Conversion and Confusion

When I was 17, I had what was still probably the most important single experience in my religious life, which ultimately led me to take faith seriously, and then to investigate a feeling of calling to ministry.

Looking back, the whole situation seems a bit silly, and in fact hard for me to define verbally. Essentially, I felt that God spoke to me, whatever that means, at a Christian music festival that I attended in Kentucky. My youth group was listening to a youth speaker, whose name I don't remember, and one of my closest friends was moved by the message to pray for repentance because he was sleeping with his girlfriend. For whatever reason, I was also extremely moved, and felt a real need to take my faith seriously.

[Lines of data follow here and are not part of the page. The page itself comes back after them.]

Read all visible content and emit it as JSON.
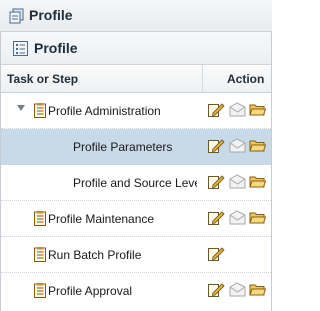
{
  "header": {
    "title": "Profile",
    "icon": "profile-icon"
  },
  "panel": {
    "title": "Profile",
    "icon": "profile-list-icon"
  },
  "table": {
    "col_task": "Task or Step",
    "col_action": "Action"
  },
  "rows": [
    {
      "label": "Profile Administration",
      "expanded": true,
      "selected": false,
      "actions": [
        "edit",
        "view",
        "open"
      ]
    },
    {
      "label": "Profile Parameters",
      "selected": true,
      "actions": [
        "edit",
        "view",
        "open"
      ]
    },
    {
      "label": "Profile and Source Leve",
      "selected": false,
      "actions": [
        "edit",
        "view",
        "open"
      ]
    },
    {
      "label": "Profile Maintenance",
      "selected": false,
      "actions": [
        "edit",
        "view",
        "open"
      ]
    },
    {
      "label": "Run Batch Profile",
      "selected": false,
      "actions": [
        "edit"
      ]
    },
    {
      "label": "Profile Approval",
      "selected": false,
      "actions": [
        "edit",
        "view",
        "open"
      ]
    }
  ]
}
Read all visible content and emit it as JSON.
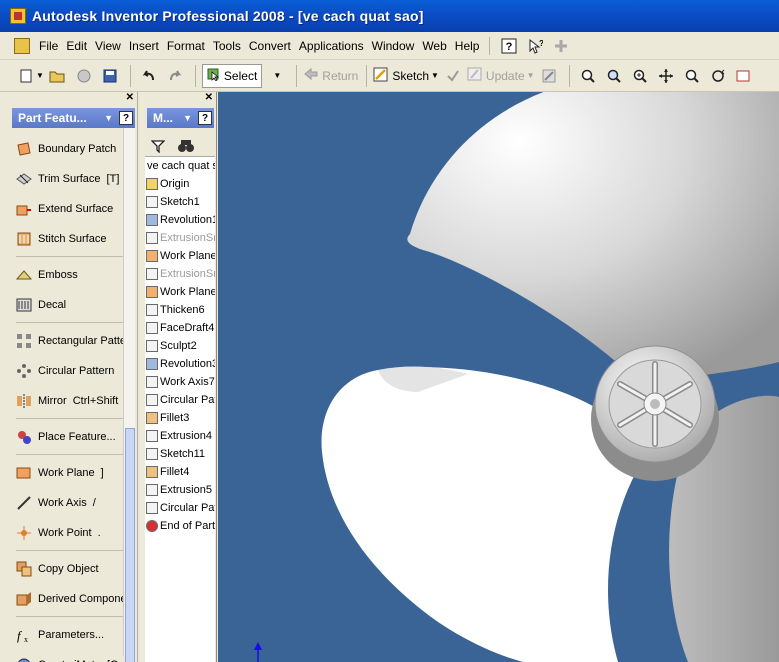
{
  "window": {
    "title": "Autodesk Inventor Professional 2008 - [ve cach quat sao]"
  },
  "menu": {
    "items": [
      "File",
      "Edit",
      "View",
      "Insert",
      "Format",
      "Tools",
      "Convert",
      "Applications",
      "Window",
      "Web",
      "Help"
    ],
    "icons": [
      "help-icon",
      "whats-this-icon",
      "add-icon"
    ]
  },
  "toolbar": {
    "select_label": "Select",
    "return_label": "Return",
    "sketch_label": "Sketch",
    "update_label": "Update"
  },
  "part_features": {
    "header": "Part Featu...",
    "help": "?",
    "groups": [
      [
        {
          "label": "Boundary Patch",
          "shortcut": "",
          "icon": "boundary-patch-icon"
        },
        {
          "label": "Trim Surface",
          "shortcut": "[T]",
          "icon": "trim-surface-icon"
        },
        {
          "label": "Extend Surface",
          "shortcut": "",
          "icon": "extend-surface-icon"
        },
        {
          "label": "Stitch Surface",
          "shortcut": "",
          "icon": "stitch-surface-icon"
        }
      ],
      [
        {
          "label": "Emboss",
          "shortcut": "",
          "icon": "emboss-icon"
        },
        {
          "label": "Decal",
          "shortcut": "",
          "icon": "decal-icon"
        }
      ],
      [
        {
          "label": "Rectangular Patte",
          "shortcut": "",
          "icon": "rectangular-pattern-icon"
        },
        {
          "label": "Circular Pattern",
          "shortcut": "",
          "icon": "circular-pattern-icon"
        },
        {
          "label": "Mirror",
          "shortcut": "Ctrl+Shift",
          "icon": "mirror-icon"
        }
      ],
      [
        {
          "label": "Place Feature...",
          "shortcut": "",
          "icon": "place-feature-icon"
        }
      ],
      [
        {
          "label": "Work Plane",
          "shortcut": "]",
          "icon": "work-plane-icon"
        },
        {
          "label": "Work Axis",
          "shortcut": "/",
          "icon": "work-axis-icon"
        },
        {
          "label": "Work Point",
          "shortcut": ".",
          "icon": "work-point-icon"
        }
      ],
      [
        {
          "label": "Copy Object",
          "shortcut": "",
          "icon": "copy-object-icon"
        },
        {
          "label": "Derived Componer",
          "shortcut": "",
          "icon": "derived-component-icon"
        }
      ],
      [
        {
          "label": "Parameters...",
          "shortcut": "",
          "icon": "parameters-icon"
        },
        {
          "label": "Create iMate",
          "shortcut": "[Q",
          "icon": "create-imate-icon"
        }
      ]
    ]
  },
  "browser": {
    "header": "M...",
    "help": "?",
    "items": [
      {
        "label": "ve cach quat sa",
        "state": "root"
      },
      {
        "label": "Origin",
        "state": "normal"
      },
      {
        "label": "Sketch1",
        "state": "normal"
      },
      {
        "label": "Revolution1",
        "state": "normal"
      },
      {
        "label": "ExtrusionSr",
        "state": "suppressed"
      },
      {
        "label": "Work Plane",
        "state": "normal"
      },
      {
        "label": "ExtrusionSr",
        "state": "suppressed"
      },
      {
        "label": "Work Plane",
        "state": "normal"
      },
      {
        "label": "Thicken6",
        "state": "normal"
      },
      {
        "label": "FaceDraft4",
        "state": "normal"
      },
      {
        "label": "Sculpt2",
        "state": "normal"
      },
      {
        "label": "Revolution3",
        "state": "normal"
      },
      {
        "label": "Work Axis7",
        "state": "normal"
      },
      {
        "label": "Circular Pat",
        "state": "normal"
      },
      {
        "label": "Fillet3",
        "state": "normal"
      },
      {
        "label": "Extrusion4",
        "state": "normal"
      },
      {
        "label": "Sketch11",
        "state": "normal"
      },
      {
        "label": "Fillet4",
        "state": "normal"
      },
      {
        "label": "Extrusion5",
        "state": "normal"
      },
      {
        "label": "Circular Pat",
        "state": "normal"
      },
      {
        "label": "End of Part",
        "state": "normal"
      }
    ]
  },
  "colors": {
    "viewport_bg": "#3a6496",
    "title_bar": "#0b4ec6",
    "panel_header": "#6a86d4"
  }
}
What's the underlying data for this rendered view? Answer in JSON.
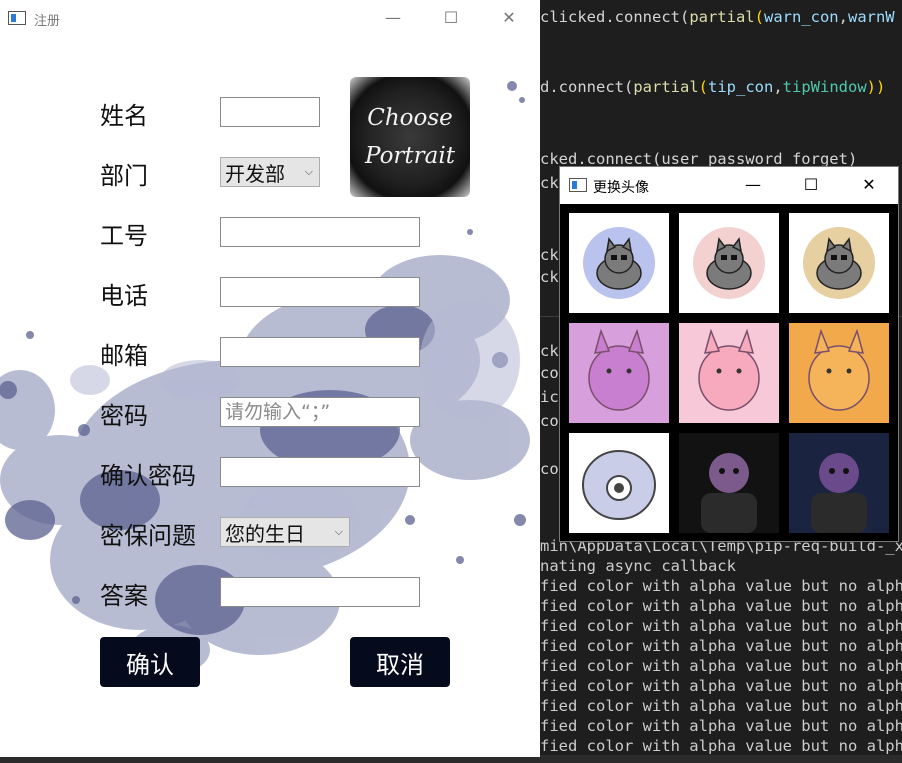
{
  "editor": {
    "code_lines": [
      {
        "parts": [
          [
            "clicked.connect(",
            ""
          ],
          [
            "partial",
            "c-fn"
          ],
          [
            "(",
            "c-par"
          ],
          [
            "warn_con",
            "c-name"
          ],
          [
            ",",
            ""
          ],
          [
            "warnW",
            "c-name"
          ]
        ]
      },
      {
        "parts": [
          [
            "d.connect(",
            ""
          ],
          [
            "partial",
            "c-fn"
          ],
          [
            "(",
            "c-par"
          ],
          [
            "tip_con",
            "c-name"
          ],
          [
            ",",
            ""
          ],
          [
            "tipWindow",
            "c-tip"
          ],
          [
            "))",
            "c-par"
          ]
        ]
      },
      {
        "parts": [
          [
            "cked.connect(user_password_forget)",
            ""
          ]
        ]
      },
      {
        "parts": [
          [
            "ck",
            ""
          ]
        ]
      },
      {
        "parts": [
          [
            "ck",
            ""
          ]
        ]
      },
      {
        "parts": [
          [
            "ck",
            ""
          ]
        ]
      },
      {
        "parts": [
          [
            "ck",
            ""
          ]
        ]
      },
      {
        "parts": [
          [
            "co",
            ""
          ]
        ]
      },
      {
        "parts": [
          [
            "ic",
            ""
          ]
        ]
      },
      {
        "parts": [
          [
            "co",
            ""
          ]
        ]
      },
      {
        "parts": [
          [
            "co",
            ""
          ]
        ]
      }
    ],
    "terminal_lines": [
      "min\\AppData\\Local\\Temp\\pip-req-build-_xlv",
      "nating async callback",
      "fied color with alpha value but no alpha",
      "fied color with alpha value but no alpha",
      "fied color with alpha value but no alpha",
      "fied color with alpha value but no alpha",
      "fied color with alpha value but no alpha",
      "fied color with alpha value but no alpha",
      "fied color with alpha value but no alpha",
      "fied color with alpha value but no alpha",
      "fied color with alpha value but no alpha"
    ]
  },
  "register": {
    "title": "注册",
    "minimize": "—",
    "maximize": "☐",
    "close": "✕",
    "labels": {
      "name": "姓名",
      "department": "部门",
      "employee_id": "工号",
      "phone": "电话",
      "email": "邮箱",
      "password": "密码",
      "confirm_password": "确认密码",
      "security_question": "密保问题",
      "answer": "答案"
    },
    "values": {
      "name": "",
      "employee_id": "",
      "phone": "",
      "email": "",
      "password": "",
      "confirm_password": "",
      "answer": ""
    },
    "password_placeholder": "请勿输入“；”",
    "department_selected": "开发部",
    "security_question_selected": "您的生日",
    "dropdown_arrow": "⌵",
    "portrait_line1": "Choose",
    "portrait_line2": "Portrait",
    "confirm_button": "确认",
    "cancel_button": "取消"
  },
  "avatar_window": {
    "title": "更换头像",
    "minimize": "—",
    "maximize": "☐",
    "close": "✕",
    "tiles": [
      {
        "icon": "gray-cat-easel-avatar",
        "bg": "#ffffff",
        "accent": "#b9c3ee"
      },
      {
        "icon": "calico-cat-sleeping-avatar",
        "bg": "#ffffff",
        "accent": "#f4d1d1"
      },
      {
        "icon": "gray-cat-sitting-avatar",
        "bg": "#ffffff",
        "accent": "#e6cfa0"
      },
      {
        "icon": "purple-blob-cat-avatar",
        "bg": "#d79fdc",
        "accent": "#c97fcf"
      },
      {
        "icon": "pink-blob-cat-surprised-avatar",
        "bg": "#f6c8d8",
        "accent": "#f7a9bd"
      },
      {
        "icon": "orange-blob-cat-crying-avatar",
        "bg": "#f2a94c",
        "accent": "#f5b45a"
      },
      {
        "icon": "robot-eye-creature-avatar",
        "bg": "#ffffff",
        "accent": "#c9cde8"
      },
      {
        "icon": "thanos-palette-avatar",
        "bg": "#121212",
        "accent": "#7d5a8c"
      },
      {
        "icon": "thanos-armor-avatar",
        "bg": "#1a2340",
        "accent": "#6b4a8c"
      }
    ]
  }
}
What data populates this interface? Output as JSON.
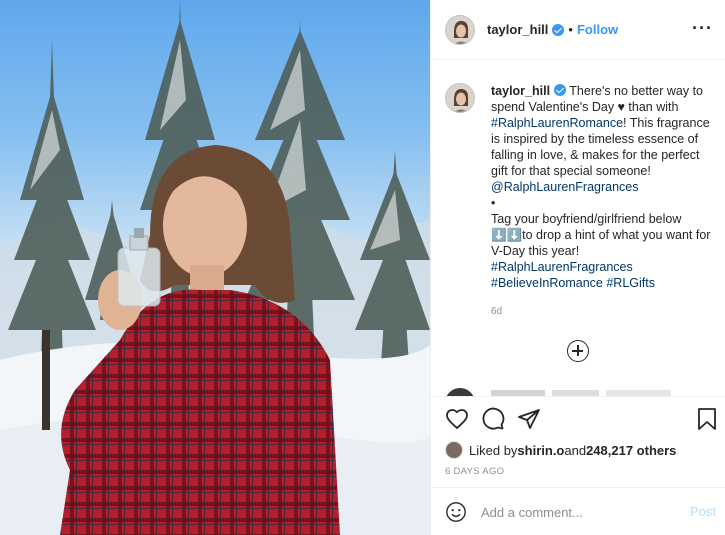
{
  "header": {
    "username": "taylor_hill",
    "dot": "•",
    "follow_label": "Follow",
    "more_label": "···"
  },
  "caption": {
    "username": "taylor_hill",
    "text_1": " There's no better way to spend Valentine's Day ♥ than with ",
    "tag_1": "#RalphLaurenRomance",
    "text_2": "! This fragrance is inspired by the timeless essence of falling in love, & makes for the perfect gift for that special someone! ",
    "mention_1": "@RalphLaurenFragrances",
    "text_3": "\n•\nTag your boyfriend/girlfriend below ⬇️⬇️to drop a hint of what you want for V-Day this year!\n",
    "tag_2": "#RalphLaurenFragrances",
    "tag_3": "#BelieveInRomance",
    "tag_4": "#RLGifts",
    "age": "6d"
  },
  "likes": {
    "prefix": "Liked by ",
    "user": "shirin.o",
    "middle": " and ",
    "count": "248,217 others"
  },
  "date": "6 DAYS AGO",
  "comment": {
    "placeholder": "Add a comment...",
    "post_label": "Post"
  },
  "colors": {
    "accent": "#3897f0",
    "link": "#00376b",
    "muted": "#8e8e8e",
    "post_disabled": "#b2dffc"
  },
  "icons": {
    "heart": "heart-icon",
    "comment": "comment-icon",
    "share": "share-icon",
    "save": "bookmark-icon",
    "emoji": "emoji-icon",
    "add": "plus-circle-icon",
    "verified": "verified-badge-icon"
  }
}
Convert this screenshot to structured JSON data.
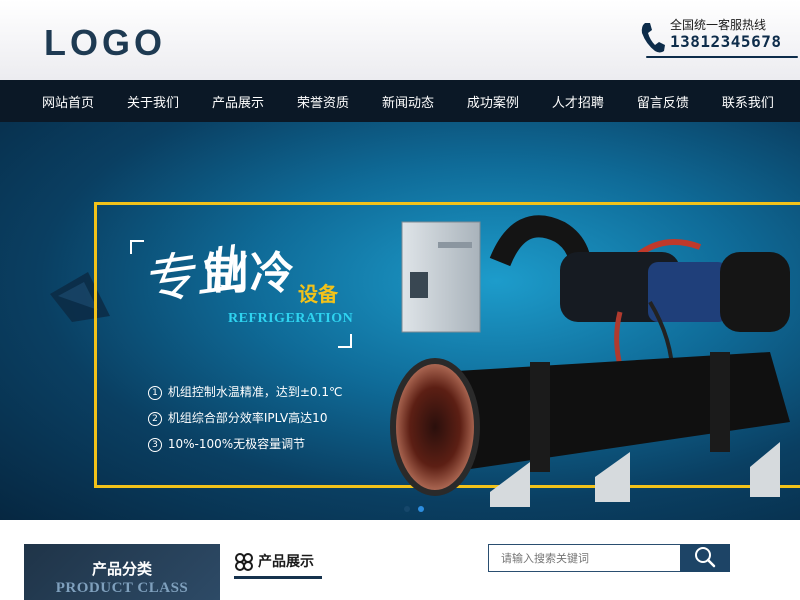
{
  "header": {
    "logo": "LOGO",
    "hotline_label": "全国统一客服热线",
    "hotline_number": "13812345678"
  },
  "nav": {
    "items": [
      "网站首页",
      "关于我们",
      "产品展示",
      "荣誉资质",
      "新闻动态",
      "成功案例",
      "人才招聘",
      "留言反馈",
      "联系我们"
    ]
  },
  "banner": {
    "title_zhuan_ye": "专业",
    "title_main": "制冷",
    "title_sub": "设备",
    "title_en": "REFRIGERATION",
    "features": [
      {
        "num": "1",
        "text": "机组控制水温精准，达到±0.1℃"
      },
      {
        "num": "2",
        "text": "机组综合部分效率IPLV高达10"
      },
      {
        "num": "3",
        "text": "10%-100%无极容量调节"
      }
    ],
    "slides": 2,
    "active_slide": 2
  },
  "bottom": {
    "category_title": "产品分类",
    "category_sub": "PRODUCT CLASS",
    "show_title": "产品展示",
    "search_placeholder": "请输入搜索关键词"
  },
  "colors": {
    "nav_bg": "#0b1826",
    "accent_yellow": "#f2c21a",
    "accent_cyan": "#2ed3f0",
    "dark_blue": "#1d4466"
  }
}
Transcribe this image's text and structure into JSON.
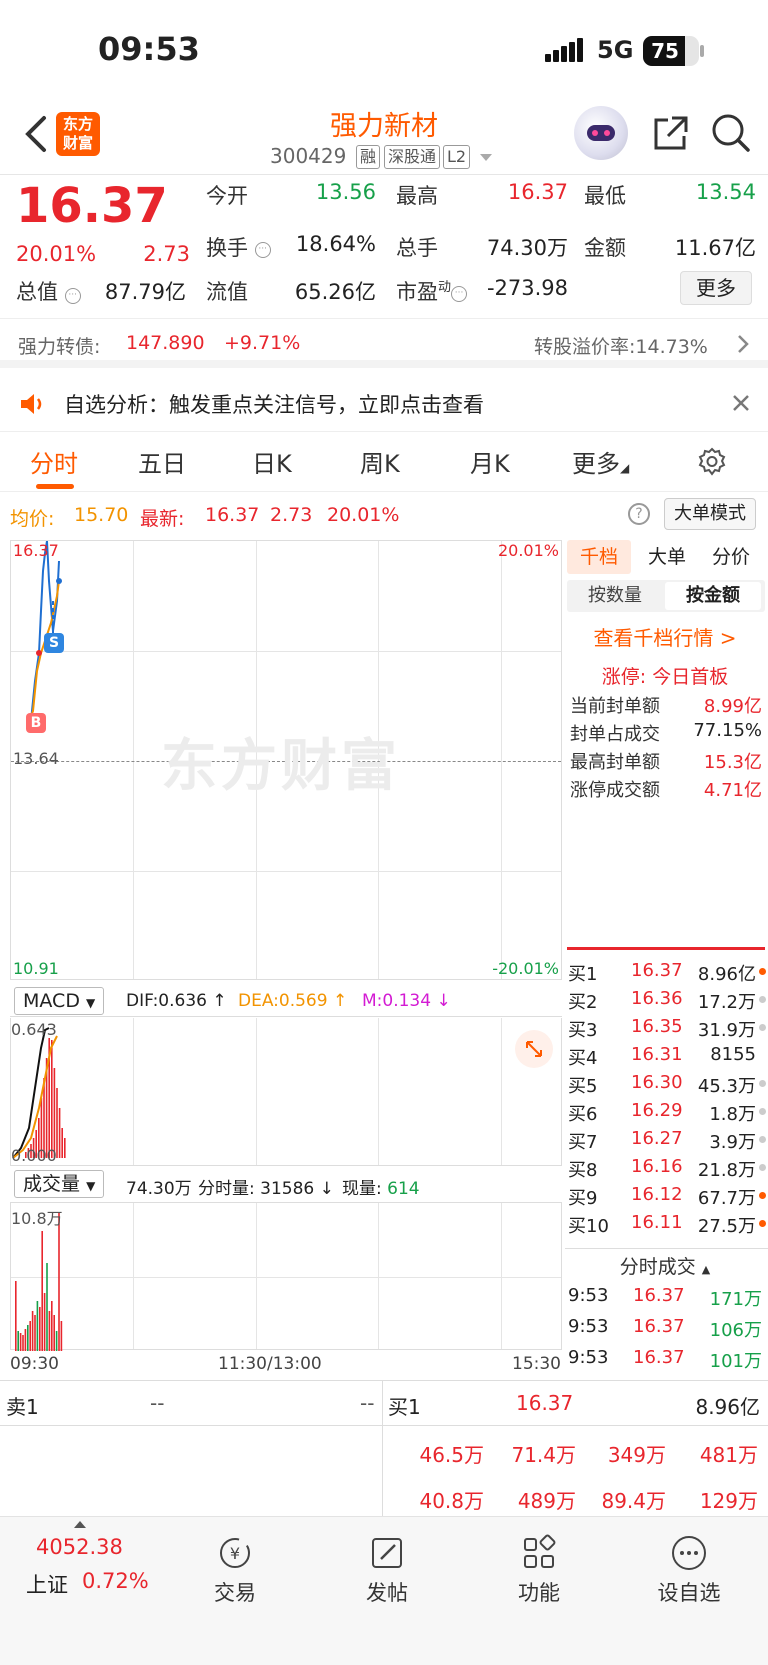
{
  "status_bar": {
    "time": "09:53",
    "network": "5G",
    "battery": "75",
    "battery_level": 0.75
  },
  "header": {
    "logo_line1": "东方",
    "logo_line2": "财富",
    "name": "强力新材",
    "code": "300429",
    "tags": [
      "融",
      "深股通",
      "L2"
    ]
  },
  "quote": {
    "price": "16.37",
    "change_pct": "20.01%",
    "change": "2.73",
    "open_label": "今开",
    "open": "13.56",
    "high_label": "最高",
    "high": "16.37",
    "low_label": "最低",
    "low": "13.54",
    "turnover_label": "换手",
    "turnover": "18.64%",
    "volume_label": "总手",
    "volume": "74.30万",
    "amount_label": "金额",
    "amount": "11.67亿",
    "mcap_label": "总值",
    "mcap": "87.79亿",
    "float_label": "流值",
    "float_mcap": "65.26亿",
    "pe_label": "市盈",
    "pe_sup": "动",
    "pe": "-273.98",
    "more": "更多"
  },
  "bond": {
    "label": "强力转债:",
    "price": "147.890",
    "change": "+9.71%",
    "premium": "转股溢价率:14.73%"
  },
  "notice": {
    "text": "自选分析：触发重点关注信号，立即点击查看"
  },
  "tabs": [
    "分时",
    "五日",
    "日K",
    "周K",
    "月K",
    "更多"
  ],
  "info": {
    "avg_label": "均价:",
    "avg": "15.70",
    "latest_label": "最新:",
    "latest": "16.37",
    "chg": "2.73",
    "pct": "20.01%",
    "mode": "大单模式"
  },
  "chart": {
    "top_price": "16.37",
    "mid_price": "13.64",
    "bottom_price": "10.91",
    "top_pct": "20.01%",
    "bottom_pct": "-20.01%",
    "watermark": "东方财富",
    "buy_marker": "B",
    "sell_marker": "S"
  },
  "panel": {
    "tabs": [
      "千档",
      "大单",
      "分价"
    ],
    "subtabs": [
      "按数量",
      "按金额"
    ],
    "link": "查看千档行情 >",
    "limit_title": "涨停: 今日首板",
    "stats": [
      {
        "label": "当前封单额",
        "value": "8.99亿"
      },
      {
        "label": "封单占成交",
        "value": "77.15%"
      },
      {
        "label": "最高封单额",
        "value": "15.3亿"
      },
      {
        "label": "涨停成交额",
        "value": "4.71亿"
      }
    ],
    "bids": [
      {
        "label": "买1",
        "price": "16.37",
        "vol": "8.96亿",
        "dot": "#ff5a00"
      },
      {
        "label": "买2",
        "price": "16.36",
        "vol": "17.2万",
        "dot": "#ccc"
      },
      {
        "label": "买3",
        "price": "16.35",
        "vol": "31.9万",
        "dot": "#ccc"
      },
      {
        "label": "买4",
        "price": "16.31",
        "vol": "8155",
        "dot": ""
      },
      {
        "label": "买5",
        "price": "16.30",
        "vol": "45.3万",
        "dot": "#ccc"
      },
      {
        "label": "买6",
        "price": "16.29",
        "vol": "1.8万",
        "dot": "#ccc"
      },
      {
        "label": "买7",
        "price": "16.27",
        "vol": "3.9万",
        "dot": "#ccc"
      },
      {
        "label": "买8",
        "price": "16.16",
        "vol": "21.8万",
        "dot": "#ccc"
      },
      {
        "label": "买9",
        "price": "16.12",
        "vol": "67.7万",
        "dot": "#ff5a00"
      },
      {
        "label": "买10",
        "price": "16.11",
        "vol": "27.5万",
        "dot": "#ff5a00"
      }
    ],
    "ticks_title": "分时成交",
    "ticks": [
      {
        "time": "9:53",
        "price": "16.37",
        "vol": "171万"
      },
      {
        "time": "9:53",
        "price": "16.37",
        "vol": "106万"
      },
      {
        "time": "9:53",
        "price": "16.37",
        "vol": "101万"
      }
    ]
  },
  "macd": {
    "select": "MACD",
    "dif": "DIF:0.636 ↑",
    "dea": "DEA:0.569 ↑",
    "m": "M:0.134 ↓",
    "top": "0.643",
    "bottom": "0.000"
  },
  "volume": {
    "select": "成交量",
    "total": "74.30万",
    "minute": "分时量: 31586 ↓",
    "now_label": "现量:",
    "now": "614",
    "top": "10.8万"
  },
  "time_axis": {
    "start": "09:30",
    "mid": "11:30/13:00",
    "end": "15:30"
  },
  "strip": {
    "sell_label": "卖1",
    "sell_dash1": "--",
    "sell_dash2": "--",
    "buy_label": "买1",
    "buy_price": "16.37",
    "buy_vol": "8.96亿",
    "row1": [
      "46.5万",
      "71.4万",
      "349万",
      "481万"
    ],
    "row2": [
      "40.8万",
      "489万",
      "89.4万",
      "129万"
    ]
  },
  "nav": {
    "index_value": "4052.38",
    "index_name": "上证",
    "index_pct": "0.72%",
    "items": [
      "交易",
      "发帖",
      "功能",
      "设自选"
    ]
  }
}
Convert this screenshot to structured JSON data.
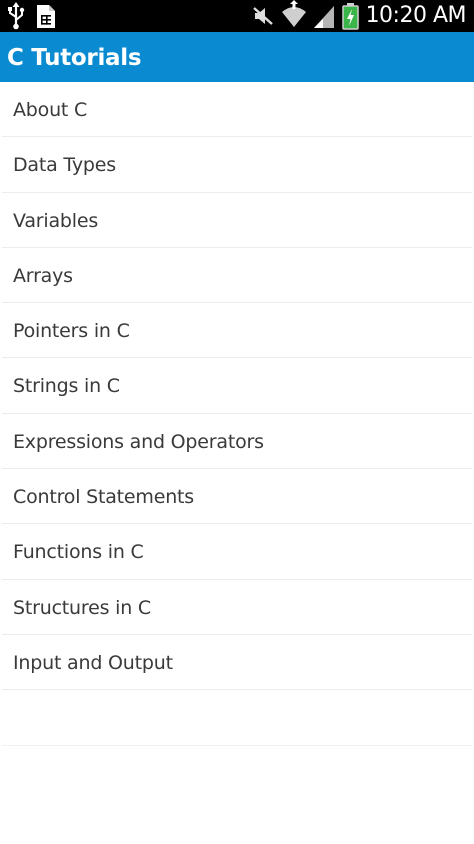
{
  "status_bar": {
    "time": "10:20 AM",
    "icons": [
      "usb-icon",
      "sd-card-icon",
      "mute-icon",
      "wifi-icon",
      "signal-icon",
      "battery-charging-icon"
    ]
  },
  "action_bar": {
    "title": "C Tutorials",
    "color": "#0a8ad0"
  },
  "topics": [
    {
      "label": "About C"
    },
    {
      "label": "Data Types"
    },
    {
      "label": "Variables"
    },
    {
      "label": "Arrays"
    },
    {
      "label": "Pointers in C"
    },
    {
      "label": "Strings in C"
    },
    {
      "label": "Expressions and Operators"
    },
    {
      "label": "Control Statements"
    },
    {
      "label": "Functions in C"
    },
    {
      "label": "Structures in C"
    },
    {
      "label": "Input and Output"
    }
  ]
}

At the time, it felt like a message from God. Now I'm not sure that it was; I'm not even sure that I believe that genuine messages from God occur in such a direct way.

In any case, however, the experience deeply affected me. My response was to dive fully into the evangelical faith that my church taught. My initial decision was to stop listening to "secular" music, and stop watching television. Neither or those decisions lasted more than a week. However, I also decided to take my personal faith more seriously, and to begin trying to convince my non-Christian friends of their need for an evangelical faith. The personal side of things probably worked out the best. I started a daily regimen of prayer, journaling, and scriptural study that I kept up until my last year of college. I also committed to avoid alcohol, drugs, and premarital sex, and to be committed to attending church and youth group on a regular weekly basis. In some ways I'm still shaped by the pattern of spiritual practice that I set then, because questions of personal discipline and morality are still central to my faith.

My path from there was relatively set. The experience at the youth festival had felt like a call to ministry, though it took me a year and a half to equate that with a call to ordained ministry. I stepped in to a significant leadership role in my youth group, and planned to attend Asbury College, a Christian school in rural Kentucky, near the point of my "divine revelation". My initial idea was to study journalism, but those plans quickly changed in a decision to pursue ordained ministry in the Church of God.

Before moving on to my experiences at Asbury though, I should mention a significant event that occurred in the interim. After I graduated from high school, I went with my youth group on a short-term mission trip to Lima, Peru, which primarily involved painting at a school for the deaf, organizing a Bible school for children who didn't understand the English that we were speaking, and touring the city to experience firsthand the reality of third-world poverty. I might question the validity of much of what was taught by the church of my upbringing, but I have never questioned that I learned an important reality about God in my experiences in Lima, and I would later be attracted to Latin American liberation theology (which in many ways achieved prominence in a university in Lima, as taught by the theologian Gustavo Gutierrez) because of its teaching of God's preferential concern for people like those who I met in the shantytowns that comprise most of that city.